The opening of the new center comes as many city, county and community leaders are working together to more effectively prevent youth violence before it occurs. In January, the City of Minneapolis released a Blueprint for Action to Reduce Youth Violence in Minneapolis that outlined 34 steps to reduce youth violence, including support for the Juvenile Supervision Center.
The center is open 24 hours a day and is more than just a quiet spot where teens can wait for their parents to come and pick them up. It is supervised waiting, and staff will do a risk screening of each child. If the results show the child rates high on the at-risk screening, staff will conduct an assessment and connect the child with a county or city social services resource for short-term or long-term care.
The care is voluntary — not required by anyone — and most importantly, it might help the child open up and communicate about what caused him/her to commit the low-level offense to being with.
“When it’s a first-time offense, it’s often a sign of a more serious problem,” notes Shelton. “For example, if a child is found shoplifting, we want to know why. Is it because they’re homeless, or was it a gang-initiated activity?”
These are tough questions for kids to answer and often yield painful feelings. But, City and community leaders want these issues resolved before they develop into more serious crimes. Children who stay in school are most often children who succeed in life.
Merle Bell-Gonzales of the Office of Student Attendance with Minneapolis Public Schools notes that attendance patterns start early, and there is a direct link between school success and children attending school.
“We are very appreciative of the fact that community resources have come together for this [Supervision Center],” said Bell-Gonzales. “Attendance helps students feel connected to school.

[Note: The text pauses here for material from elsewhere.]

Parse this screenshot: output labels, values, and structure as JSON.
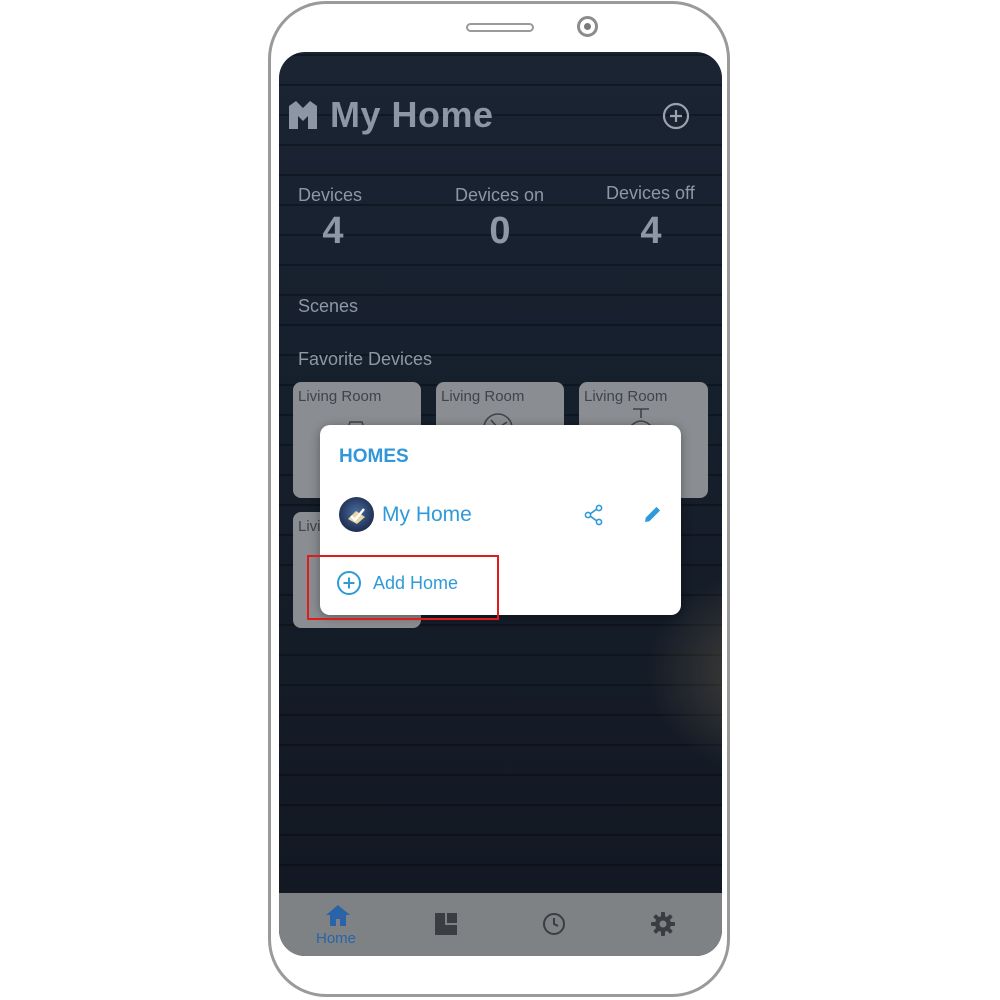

It gives them a feeling of purpose and responsibility.”
She notes that a one percent increase in attendance yields more than a one percent increase in test scores. And, math scores are affected 31⁄2 times as much as reading scores when attendance levels improve.
Kids learn when they’re in school. And when they’re not, juvenile crimes increase.
According to Minneapolis Police Chief Tim Dolan, “Over the past two years, juveniles accounted for almost half of all those arrested for violent crimes. Those numbers have dropped by 20 percent due to a renewed focus by officers on violent offenders as well as curfew and truancy. In fact, schools that worked with the police reported a 75 percent improvement in truancy problems,” he said.
Bell-Gonzales notes that the success of our youth is truly a community effort. “Everyone in our community must value education. Getting an education can change a life — that’s the one thing that is a given. We have to advocate this.”
It will take the work of great parents and outstanding community leaders to promote education and to help prevent youth violence before it occurs. But by doing so, African American communities in Minneapolis, St. Paul, and all other neighborhoods in Minnesota will be safer, stronger, and a place to call home for many generations to come.
Felicia Shultz welcomes reader responses to firstname.lastname@example.org.